Different capital requirements apply to freight forwarders with foreign investment status. The Investment Coordinating Board will require foreign investors that want to be engaged in freight forwarding to invest at least US$10 million, of which at least 25% must be in the form of equity.
Note: Apart from different capital requirements, there are restrictions on foreign shareholding in an entity engaged in freight forwarding. Pursuant to the Presidential Regulation No. 39 of 2014 concerning List of Lines of Business that are Closed and Conditionally Open for Investments (the so-called Negative List), foreign share ownership in a company which line of business is freight forwarding services, is limited to 49%.
An entity engaged in freight forwarding is required to obtain a license. Contrary to the old regulation, which granted this authority to the Minister of Transportation, this license is issued under the new regulation by the Governor of the Province where the freight forwarder is domiciled. The license will be issued upon fulfillment of the administrative and technical requirements, and remains valid within the Indonesian territory as long as the freight forwarder continues to be engaged in freight forwarding.
A joint venture freight forwarder must have a license issued by the Governor where it is domiciled. A freight forwarder with foreign investment status must register with the Minister of Transportation and the BKPM, which will issue a principle license.
Upon obtaining a license, a freight forwarder must:
To reduce any risk of liability and to guarantee the harmed parties, a freight forwarder must insure its goods and liabilities (this provision was not regulated in the old regulation).
A freight forwarder may form a branch office domestically and appoint and cooperate with agents abroad under the national and regional laws and regulations.
As a contractual transporter, a freight forwarder must issue documentation for national or international trade under the laws and regulations and the usual practices. This documentation, be it in print or electronic, is issued, managed, and organized by a freight forwarder engaged in shipment/receipt and distribution of goods.
Freight forwarders already in existence must adjust their licenses to this new regulation within 3 (three) years of the issuance of this regulation.

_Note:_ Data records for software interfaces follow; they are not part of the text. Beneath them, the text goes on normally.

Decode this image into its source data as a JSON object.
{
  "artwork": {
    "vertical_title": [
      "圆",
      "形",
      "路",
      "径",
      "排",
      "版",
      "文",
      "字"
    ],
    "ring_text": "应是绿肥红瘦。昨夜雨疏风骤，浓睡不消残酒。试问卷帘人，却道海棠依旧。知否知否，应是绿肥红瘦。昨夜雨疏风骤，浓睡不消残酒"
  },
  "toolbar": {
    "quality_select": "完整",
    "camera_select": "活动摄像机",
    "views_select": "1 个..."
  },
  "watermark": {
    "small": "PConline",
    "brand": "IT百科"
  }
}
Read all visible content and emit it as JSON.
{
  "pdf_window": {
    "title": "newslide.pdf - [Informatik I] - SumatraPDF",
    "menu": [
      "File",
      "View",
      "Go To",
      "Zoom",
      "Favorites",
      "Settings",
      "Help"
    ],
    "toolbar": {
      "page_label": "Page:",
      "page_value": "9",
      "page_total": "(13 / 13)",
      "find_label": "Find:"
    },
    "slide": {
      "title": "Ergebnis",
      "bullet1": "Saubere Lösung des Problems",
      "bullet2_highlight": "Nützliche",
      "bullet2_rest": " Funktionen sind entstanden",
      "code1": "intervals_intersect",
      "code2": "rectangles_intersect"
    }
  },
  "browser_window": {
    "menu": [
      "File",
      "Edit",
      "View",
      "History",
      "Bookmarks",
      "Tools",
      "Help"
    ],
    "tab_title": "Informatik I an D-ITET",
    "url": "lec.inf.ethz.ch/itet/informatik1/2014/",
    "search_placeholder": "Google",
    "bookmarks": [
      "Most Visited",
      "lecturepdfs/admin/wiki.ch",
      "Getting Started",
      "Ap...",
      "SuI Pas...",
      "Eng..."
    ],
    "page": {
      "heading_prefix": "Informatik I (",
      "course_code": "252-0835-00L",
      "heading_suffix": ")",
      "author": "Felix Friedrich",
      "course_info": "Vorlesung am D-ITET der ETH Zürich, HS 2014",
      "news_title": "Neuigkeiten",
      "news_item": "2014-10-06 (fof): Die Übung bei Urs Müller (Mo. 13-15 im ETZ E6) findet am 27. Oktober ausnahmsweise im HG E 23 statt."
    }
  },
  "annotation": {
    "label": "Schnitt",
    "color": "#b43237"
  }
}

Administrative sanctions will be imposed in case of violation of any of the obligations through written warnings, suspension and/or revocation of a license. (by: Wishnu W. Basuki, Bani W. Kusnandar & Gustaaf Reerink)